Directions: Your response should consist of the records, reproduced exactly.

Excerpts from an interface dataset

::::

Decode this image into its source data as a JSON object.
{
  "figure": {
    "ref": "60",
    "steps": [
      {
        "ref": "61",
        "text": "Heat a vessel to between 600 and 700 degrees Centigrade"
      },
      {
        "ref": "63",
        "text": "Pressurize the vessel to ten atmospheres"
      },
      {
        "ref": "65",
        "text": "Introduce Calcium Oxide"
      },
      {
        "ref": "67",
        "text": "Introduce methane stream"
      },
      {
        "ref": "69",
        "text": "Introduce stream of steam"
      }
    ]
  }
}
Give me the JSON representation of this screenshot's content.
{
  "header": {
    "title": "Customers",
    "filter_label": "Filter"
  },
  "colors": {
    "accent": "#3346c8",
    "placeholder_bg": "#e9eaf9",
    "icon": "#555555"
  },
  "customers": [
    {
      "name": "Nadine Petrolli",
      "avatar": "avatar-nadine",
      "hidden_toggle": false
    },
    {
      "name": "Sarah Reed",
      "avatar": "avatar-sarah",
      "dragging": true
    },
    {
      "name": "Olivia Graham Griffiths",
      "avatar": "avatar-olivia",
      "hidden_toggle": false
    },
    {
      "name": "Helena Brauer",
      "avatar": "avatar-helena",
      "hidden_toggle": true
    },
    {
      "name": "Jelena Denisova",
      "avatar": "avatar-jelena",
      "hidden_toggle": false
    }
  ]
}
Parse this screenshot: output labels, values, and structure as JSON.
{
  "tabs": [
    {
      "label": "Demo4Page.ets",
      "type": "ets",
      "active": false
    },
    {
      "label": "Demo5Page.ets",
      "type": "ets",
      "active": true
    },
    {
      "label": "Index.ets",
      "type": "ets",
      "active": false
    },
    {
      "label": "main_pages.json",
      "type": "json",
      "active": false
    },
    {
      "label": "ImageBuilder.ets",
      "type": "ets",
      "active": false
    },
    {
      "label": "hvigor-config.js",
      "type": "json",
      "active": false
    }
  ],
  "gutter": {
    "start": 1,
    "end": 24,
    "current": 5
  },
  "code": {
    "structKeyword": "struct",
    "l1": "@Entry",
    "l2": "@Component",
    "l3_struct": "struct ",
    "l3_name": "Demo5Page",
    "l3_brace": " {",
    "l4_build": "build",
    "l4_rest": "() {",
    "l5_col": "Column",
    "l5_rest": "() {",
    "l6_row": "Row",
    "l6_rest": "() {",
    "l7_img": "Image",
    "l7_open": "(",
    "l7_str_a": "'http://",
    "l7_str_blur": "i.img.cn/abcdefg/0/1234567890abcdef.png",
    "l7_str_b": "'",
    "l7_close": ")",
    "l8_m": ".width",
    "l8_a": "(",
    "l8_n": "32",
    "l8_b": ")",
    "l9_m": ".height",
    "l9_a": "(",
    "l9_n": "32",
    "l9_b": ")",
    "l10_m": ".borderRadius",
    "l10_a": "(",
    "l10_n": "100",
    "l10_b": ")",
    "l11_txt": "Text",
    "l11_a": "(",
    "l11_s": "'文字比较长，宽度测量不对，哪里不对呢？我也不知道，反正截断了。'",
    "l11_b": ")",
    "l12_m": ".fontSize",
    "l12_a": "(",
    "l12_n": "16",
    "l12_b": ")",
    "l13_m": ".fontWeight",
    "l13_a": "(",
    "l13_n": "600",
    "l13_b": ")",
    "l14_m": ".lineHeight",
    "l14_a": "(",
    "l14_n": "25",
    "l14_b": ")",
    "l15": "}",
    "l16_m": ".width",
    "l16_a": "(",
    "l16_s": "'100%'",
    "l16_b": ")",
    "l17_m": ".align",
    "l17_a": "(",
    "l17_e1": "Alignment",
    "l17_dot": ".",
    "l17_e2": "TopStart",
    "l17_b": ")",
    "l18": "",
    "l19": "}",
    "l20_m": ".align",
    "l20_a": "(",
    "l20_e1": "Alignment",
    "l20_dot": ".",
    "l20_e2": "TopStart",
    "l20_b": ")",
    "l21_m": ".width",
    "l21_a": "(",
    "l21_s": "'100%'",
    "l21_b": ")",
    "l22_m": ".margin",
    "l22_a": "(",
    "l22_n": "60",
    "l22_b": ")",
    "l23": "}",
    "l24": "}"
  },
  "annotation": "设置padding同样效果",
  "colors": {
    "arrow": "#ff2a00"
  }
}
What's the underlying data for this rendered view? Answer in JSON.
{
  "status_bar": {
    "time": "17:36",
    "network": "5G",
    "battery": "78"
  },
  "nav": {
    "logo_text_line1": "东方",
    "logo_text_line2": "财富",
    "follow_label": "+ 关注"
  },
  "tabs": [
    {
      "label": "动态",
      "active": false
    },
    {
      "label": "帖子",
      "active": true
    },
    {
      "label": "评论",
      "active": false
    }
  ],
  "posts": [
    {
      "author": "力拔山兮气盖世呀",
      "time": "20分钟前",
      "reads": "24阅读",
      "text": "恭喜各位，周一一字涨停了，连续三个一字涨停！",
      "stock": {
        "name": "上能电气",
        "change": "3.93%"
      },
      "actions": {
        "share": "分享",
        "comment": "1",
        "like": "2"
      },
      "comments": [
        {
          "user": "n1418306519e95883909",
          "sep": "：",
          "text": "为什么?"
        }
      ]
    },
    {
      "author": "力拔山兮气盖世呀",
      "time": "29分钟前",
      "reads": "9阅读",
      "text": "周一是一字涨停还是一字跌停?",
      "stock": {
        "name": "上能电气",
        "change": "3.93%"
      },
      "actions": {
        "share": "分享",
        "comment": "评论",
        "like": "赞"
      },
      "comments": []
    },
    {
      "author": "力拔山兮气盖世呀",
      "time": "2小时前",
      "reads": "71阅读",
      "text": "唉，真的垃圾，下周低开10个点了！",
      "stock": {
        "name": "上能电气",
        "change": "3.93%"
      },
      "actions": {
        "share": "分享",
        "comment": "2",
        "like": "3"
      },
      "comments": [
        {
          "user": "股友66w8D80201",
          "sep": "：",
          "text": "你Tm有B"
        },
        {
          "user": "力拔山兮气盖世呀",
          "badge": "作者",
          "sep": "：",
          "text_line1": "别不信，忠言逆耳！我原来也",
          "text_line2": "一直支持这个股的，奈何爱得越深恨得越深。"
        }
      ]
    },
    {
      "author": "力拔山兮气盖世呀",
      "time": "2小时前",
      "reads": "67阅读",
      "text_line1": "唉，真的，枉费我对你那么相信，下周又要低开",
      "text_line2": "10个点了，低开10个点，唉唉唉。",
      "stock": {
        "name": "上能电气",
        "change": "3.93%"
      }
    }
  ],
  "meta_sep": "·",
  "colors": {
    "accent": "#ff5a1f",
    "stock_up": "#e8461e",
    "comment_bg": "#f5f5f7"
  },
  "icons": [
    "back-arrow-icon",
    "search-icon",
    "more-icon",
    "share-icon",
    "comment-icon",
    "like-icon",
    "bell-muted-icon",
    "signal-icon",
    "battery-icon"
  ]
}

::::

Result of this exercise:
Decode this image into its source data as a JSON object.
{
  "figure": {
    "ref": "60",
    "steps": [
      {
        "ref": "61",
        "text": "Heat a vessel to between 600 and 700 degrees Centigrade"
      },
      {
        "ref": "63",
        "text": "Pressurize the vessel to ten atmospheres"
      },
      {
        "ref": "65",
        "text": "Introduce Calcium Oxide"
      },
      {
        "ref": "67",
        "text": "Introduce methane stream"
      },
      {
        "ref": "69",
        "text": "Introduce stream of steam"
      }
    ]
  }
}
Give me the JSON representation of this screenshot's content.
{
  "header": {
    "title": "Customers",
    "filter_label": "Filter"
  },
  "colors": {
    "accent": "#3346c8",
    "placeholder_bg": "#e9eaf9",
    "icon": "#555555"
  },
  "customers": [
    {
      "name": "Nadine Petrolli",
      "avatar": "avatar-nadine",
      "hidden_toggle": false
    },
    {
      "name": "Sarah Reed",
      "avatar": "avatar-sarah",
      "dragging": true
    },
    {
      "name": "Olivia Graham Griffiths",
      "avatar": "avatar-olivia",
      "hidden_toggle": false
    },
    {
      "name": "Helena Brauer",
      "avatar": "avatar-helena",
      "hidden_toggle": true
    },
    {
      "name": "Jelena Denisova",
      "avatar": "avatar-jelena",
      "hidden_toggle": false
    }
  ]
}
Parse this screenshot: output labels, values, and structure as JSON.
{
  "tabs": [
    {
      "label": "Demo4Page.ets",
      "type": "ets",
      "active": false
    },
    {
      "label": "Demo5Page.ets",
      "type": "ets",
      "active": true
    },
    {
      "label": "Index.ets",
      "type": "ets",
      "active": false
    },
    {
      "label": "main_pages.json",
      "type": "json",
      "active": false
    },
    {
      "label": "ImageBuilder.ets",
      "type": "ets",
      "active": false
    },
    {
      "label": "hvigor-config.js",
      "type": "json",
      "active": false
    }
  ],
  "gutter": {
    "start": 1,
    "end": 24,
    "current": 5
  },
  "code": {
    "structKeyword": "struct",
    "l1": "@Entry",
    "l2": "@Component",
    "l3_struct": "struct ",
    "l3_name": "Demo5Page",
    "l3_brace": " {",
    "l4_build": "build",
    "l4_rest": "() {",
    "l5_col": "Column",
    "l5_rest": "() {",
    "l6_row": "Row",
    "l6_rest": "() {",
    "l7_img": "Image",
    "l7_open": "(",
    "l7_str_a": "'http://",
    "l7_str_blur": "i.img.cn/abcdefg/0/1234567890abcdef.png",
    "l7_str_b": "'",
    "l7_close": ")",
    "l8_m": ".width",
    "l8_a": "(",
    "l8_n": "32",
    "l8_b": ")",
    "l9_m": ".height",
    "l9_a": "(",
    "l9_n": "32",
    "l9_b": ")",
    "l10_m": ".borderRadius",
    "l10_a": "(",
    "l10_n": "100",
    "l10_b": ")",
    "l11_txt": "Text",
    "l11_a": "(",
    "l11_s": "'文字比较长，宽度测量不对，哪里不对呢？我也不知道，反正截断了。'",
    "l11_b": ")",
    "l12_m": ".fontSize",
    "l12_a": "(",
    "l12_n": "16",
    "l12_b": ")",
    "l13_m": ".fontWeight",
    "l13_a": "(",
    "l13_n": "600",
    "l13_b": ")",
    "l14_m": ".lineHeight",
    "l14_a": "(",
    "l14_n": "25",
    "l14_b": ")",
    "l15": "}",
    "l16_m": ".width",
    "l16_a": "(",
    "l16_s": "'100%'",
    "l16_b": ")",
    "l17_m": ".align",
    "l17_a": "(",
    "l17_e1": "Alignment",
    "l17_dot": ".",
    "l17_e2": "TopStart",
    "l17_b": ")",
    "l18": "",
    "l19": "}",
    "l20_m": ".align",
    "l20_a": "(",
    "l20_e1": "Alignment",
    "l20_dot": ".",
    "l20_e2": "TopStart",
    "l20_b": ")",
    "l21_m": ".width",
    "l21_a": "(",
    "l21_s": "'100%'",
    "l21_b": ")",
    "l22_m": ".margin",
    "l22_a": "(",
    "l22_n": "60",
    "l22_b": ")",
    "l23": "}",
    "l24": "}"
  },
  "annotation": "设置padding同样效果",
  "colors": {
    "arrow": "#ff2a00"
  }
}
What's the underlying data for this rendered view? Answer in JSON.
{
  "status_bar": {
    "time": "17:36",
    "network": "5G",
    "battery": "78"
  },
  "nav": {
    "logo_text_line1": "东方",
    "logo_text_line2": "财富",
    "follow_label": "+ 关注"
  },
  "tabs": [
    {
      "label": "动态",
      "active": false
    },
    {
      "label": "帖子",
      "active": true
    },
    {
      "label": "评论",
      "active": false
    }
  ],
  "posts": [
    {
      "author": "力拔山兮气盖世呀",
      "time": "20分钟前",
      "reads": "24阅读",
      "text": "恭喜各位，周一一字涨停了，连续三个一字涨停！",
      "stock": {
        "name": "上能电气",
        "change": "3.93%"
      },
      "actions": {
        "share": "分享",
        "comment": "1",
        "like": "2"
      },
      "comments": [
        {
          "user": "n1418306519e95883909",
          "sep": "：",
          "text": "为什么?"
        }
      ]
    },
    {
      "author": "力拔山兮气盖世呀",
      "time": "29分钟前",
      "reads": "9阅读",
      "text": "周一是一字涨停还是一字跌停?",
      "stock": {
        "name": "上能电气",
        "change": "3.93%"
      },
      "actions": {
        "share": "分享",
        "comment": "评论",
        "like": "赞"
      },
      "comments": []
    },
    {
      "author": "力拔山兮气盖世呀",
      "time": "2小时前",
      "reads": "71阅读",
      "text": "唉，真的垃圾，下周低开10个点了！",
      "stock": {
        "name": "上能电气",
        "change": "3.93%"
      },
      "actions": {
        "share": "分享",
        "comment": "2",
        "like": "3"
      },
      "comments": [
        {
          "user": "股友66w8D80201",
          "sep": "：",
          "text": "你Tm有B"
        },
        {
          "user": "力拔山兮气盖世呀",
          "badge": "作者",
          "sep": "：",
          "text_line1": "别不信，忠言逆耳！我原来也",
          "text_line2": "一直支持这个股的，奈何爱得越深恨得越深。"
        }
      ]
    },
    {
      "author": "力拔山兮气盖世呀",
      "time": "2小时前",
      "reads": "67阅读",
      "text_line1": "唉，真的，枉费我对你那么相信，下周又要低开",
      "text_line2": "10个点了，低开10个点，唉唉唉。",
      "stock": {
        "name": "上能电气",
        "change": "3.93%"
      }
    }
  ],
  "meta_sep": "·",
  "colors": {
    "accent": "#ff5a1f",
    "stock_up": "#e8461e",
    "comment_bg": "#f5f5f7"
  },
  "icons": [
    "back-arrow-icon",
    "search-icon",
    "more-icon",
    "share-icon",
    "comment-icon",
    "like-icon",
    "bell-muted-icon",
    "signal-icon",
    "battery-icon"
  ]
}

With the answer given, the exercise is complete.